= Exercise details =
The records below are to be set down again exactly, with the pictures left out.

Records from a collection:
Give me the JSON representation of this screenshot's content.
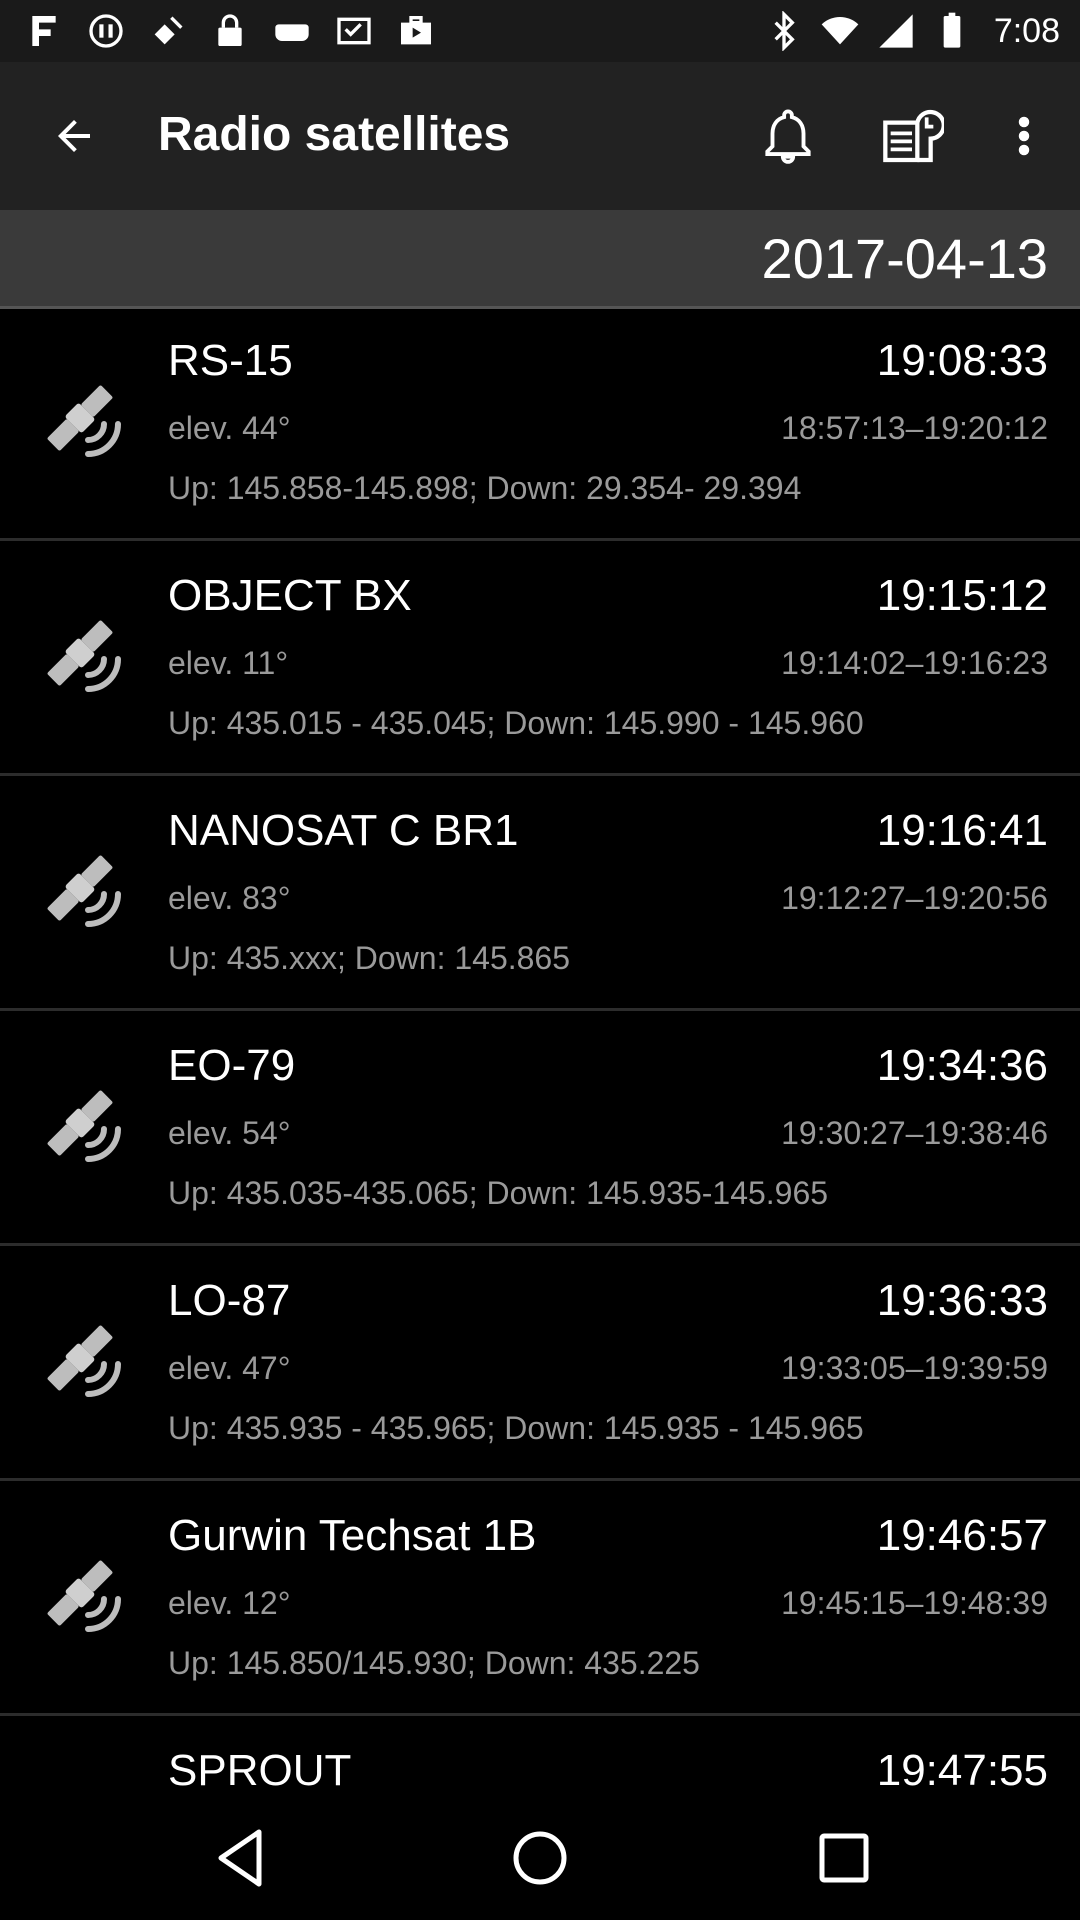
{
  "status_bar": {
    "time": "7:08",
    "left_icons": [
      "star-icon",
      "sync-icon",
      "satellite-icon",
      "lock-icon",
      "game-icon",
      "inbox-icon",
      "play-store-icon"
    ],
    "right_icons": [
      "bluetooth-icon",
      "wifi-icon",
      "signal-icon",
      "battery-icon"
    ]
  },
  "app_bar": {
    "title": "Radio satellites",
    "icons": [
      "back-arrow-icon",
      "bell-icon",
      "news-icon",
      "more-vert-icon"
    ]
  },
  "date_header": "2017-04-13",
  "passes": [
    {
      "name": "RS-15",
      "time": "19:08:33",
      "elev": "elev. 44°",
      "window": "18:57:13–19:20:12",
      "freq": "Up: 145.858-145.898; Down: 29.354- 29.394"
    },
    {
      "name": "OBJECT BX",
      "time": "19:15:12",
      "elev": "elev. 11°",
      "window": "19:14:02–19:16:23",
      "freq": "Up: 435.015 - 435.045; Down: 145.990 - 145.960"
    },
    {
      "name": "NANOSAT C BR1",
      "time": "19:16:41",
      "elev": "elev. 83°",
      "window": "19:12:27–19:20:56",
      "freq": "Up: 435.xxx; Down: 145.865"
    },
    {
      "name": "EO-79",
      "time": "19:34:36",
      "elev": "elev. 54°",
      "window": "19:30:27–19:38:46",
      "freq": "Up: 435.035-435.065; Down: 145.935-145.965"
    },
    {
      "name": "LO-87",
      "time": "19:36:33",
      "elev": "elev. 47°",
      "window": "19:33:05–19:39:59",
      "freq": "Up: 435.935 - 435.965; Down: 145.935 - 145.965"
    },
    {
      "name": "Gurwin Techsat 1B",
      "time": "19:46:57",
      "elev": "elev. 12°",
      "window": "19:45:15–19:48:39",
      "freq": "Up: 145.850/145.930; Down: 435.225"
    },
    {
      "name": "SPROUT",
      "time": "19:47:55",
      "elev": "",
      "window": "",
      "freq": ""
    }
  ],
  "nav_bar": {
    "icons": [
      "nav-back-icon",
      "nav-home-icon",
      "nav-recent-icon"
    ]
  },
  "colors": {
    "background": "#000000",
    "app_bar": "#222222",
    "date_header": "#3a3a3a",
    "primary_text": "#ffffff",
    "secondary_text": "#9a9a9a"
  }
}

= Your solution =
Give me the JSON representation of this screenshot's content.
{
  "status_bar": {
    "time": "7:08",
    "left_icons": [
      "star-icon",
      "sync-icon",
      "satellite-icon",
      "lock-icon",
      "game-icon",
      "inbox-icon",
      "play-store-icon"
    ],
    "right_icons": [
      "bluetooth-icon",
      "wifi-icon",
      "signal-icon",
      "battery-icon"
    ]
  },
  "app_bar": {
    "title": "Radio satellites",
    "icons": [
      "back-arrow-icon",
      "bell-icon",
      "news-icon",
      "more-vert-icon"
    ]
  },
  "date_header": "2017-04-13",
  "passes": [
    {
      "name": "RS-15",
      "time": "19:08:33",
      "elev": "elev. 44°",
      "window": "18:57:13–19:20:12",
      "freq": "Up: 145.858-145.898; Down: 29.354- 29.394"
    },
    {
      "name": "OBJECT BX",
      "time": "19:15:12",
      "elev": "elev. 11°",
      "window": "19:14:02–19:16:23",
      "freq": "Up: 435.015 - 435.045; Down: 145.990 - 145.960"
    },
    {
      "name": "NANOSAT C BR1",
      "time": "19:16:41",
      "elev": "elev. 83°",
      "window": "19:12:27–19:20:56",
      "freq": "Up: 435.xxx; Down: 145.865"
    },
    {
      "name": "EO-79",
      "time": "19:34:36",
      "elev": "elev. 54°",
      "window": "19:30:27–19:38:46",
      "freq": "Up: 435.035-435.065; Down: 145.935-145.965"
    },
    {
      "name": "LO-87",
      "time": "19:36:33",
      "elev": "elev. 47°",
      "window": "19:33:05–19:39:59",
      "freq": "Up: 435.935 - 435.965; Down: 145.935 - 145.965"
    },
    {
      "name": "Gurwin Techsat 1B",
      "time": "19:46:57",
      "elev": "elev. 12°",
      "window": "19:45:15–19:48:39",
      "freq": "Up: 145.850/145.930; Down: 435.225"
    },
    {
      "name": "SPROUT",
      "time": "19:47:55",
      "elev": "",
      "window": "",
      "freq": ""
    }
  ],
  "nav_bar": {
    "icons": [
      "nav-back-icon",
      "nav-home-icon",
      "nav-recent-icon"
    ]
  },
  "colors": {
    "background": "#000000",
    "app_bar": "#222222",
    "date_header": "#3a3a3a",
    "primary_text": "#ffffff",
    "secondary_text": "#9a9a9a"
  }
}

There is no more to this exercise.